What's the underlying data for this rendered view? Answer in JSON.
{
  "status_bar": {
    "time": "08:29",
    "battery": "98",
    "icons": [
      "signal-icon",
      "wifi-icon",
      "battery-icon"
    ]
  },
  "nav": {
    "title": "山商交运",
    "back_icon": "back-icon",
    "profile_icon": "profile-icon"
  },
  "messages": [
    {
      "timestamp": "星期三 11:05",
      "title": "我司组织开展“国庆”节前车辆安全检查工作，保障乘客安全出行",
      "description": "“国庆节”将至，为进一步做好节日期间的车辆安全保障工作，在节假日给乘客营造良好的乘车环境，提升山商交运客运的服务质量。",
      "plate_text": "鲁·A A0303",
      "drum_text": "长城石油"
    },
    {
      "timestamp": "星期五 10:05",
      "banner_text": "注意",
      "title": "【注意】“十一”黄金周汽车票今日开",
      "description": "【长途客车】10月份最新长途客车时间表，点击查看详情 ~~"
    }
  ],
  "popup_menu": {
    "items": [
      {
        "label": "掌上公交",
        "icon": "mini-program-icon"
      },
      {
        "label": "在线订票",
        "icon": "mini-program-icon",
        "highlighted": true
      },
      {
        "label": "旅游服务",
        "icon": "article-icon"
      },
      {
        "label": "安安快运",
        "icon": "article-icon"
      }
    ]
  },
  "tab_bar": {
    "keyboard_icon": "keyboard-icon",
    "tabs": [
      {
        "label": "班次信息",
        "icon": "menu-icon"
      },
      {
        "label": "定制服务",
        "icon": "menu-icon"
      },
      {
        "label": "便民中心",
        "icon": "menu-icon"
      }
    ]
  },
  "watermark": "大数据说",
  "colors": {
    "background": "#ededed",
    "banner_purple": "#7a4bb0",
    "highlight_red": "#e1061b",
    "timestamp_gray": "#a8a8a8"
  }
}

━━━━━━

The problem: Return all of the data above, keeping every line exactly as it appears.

Result:
What's the underlying data for this rendered view? Answer in JSON.
{
  "status_bar": {
    "time": "08:29",
    "battery": "98",
    "icons": [
      "signal-icon",
      "wifi-icon",
      "battery-icon"
    ]
  },
  "nav": {
    "title": "山商交运",
    "back_icon": "back-icon",
    "profile_icon": "profile-icon"
  },
  "messages": [
    {
      "timestamp": "星期三 11:05",
      "title": "我司组织开展“国庆”节前车辆安全检查工作，保障乘客安全出行",
      "description": "“国庆节”将至，为进一步做好节日期间的车辆安全保障工作，在节假日给乘客营造良好的乘车环境，提升山商交运客运的服务质量。",
      "plate_text": "鲁·A A0303",
      "drum_text": "长城石油"
    },
    {
      "timestamp": "星期五 10:05",
      "banner_text": "注意",
      "title": "【注意】“十一”黄金周汽车票今日开",
      "description": "【长途客车】10月份最新长途客车时间表，点击查看详情 ~~"
    }
  ],
  "popup_menu": {
    "items": [
      {
        "label": "掌上公交",
        "icon": "mini-program-icon"
      },
      {
        "label": "在线订票",
        "icon": "mini-program-icon",
        "highlighted": true
      },
      {
        "label": "旅游服务",
        "icon": "article-icon"
      },
      {
        "label": "安安快运",
        "icon": "article-icon"
      }
    ]
  },
  "tab_bar": {
    "keyboard_icon": "keyboard-icon",
    "tabs": [
      {
        "label": "班次信息",
        "icon": "menu-icon"
      },
      {
        "label": "定制服务",
        "icon": "menu-icon"
      },
      {
        "label": "便民中心",
        "icon": "menu-icon"
      }
    ]
  },
  "watermark": "大数据说",
  "colors": {
    "background": "#ededed",
    "banner_purple": "#7a4bb0",
    "highlight_red": "#e1061b",
    "timestamp_gray": "#a8a8a8"
  }
}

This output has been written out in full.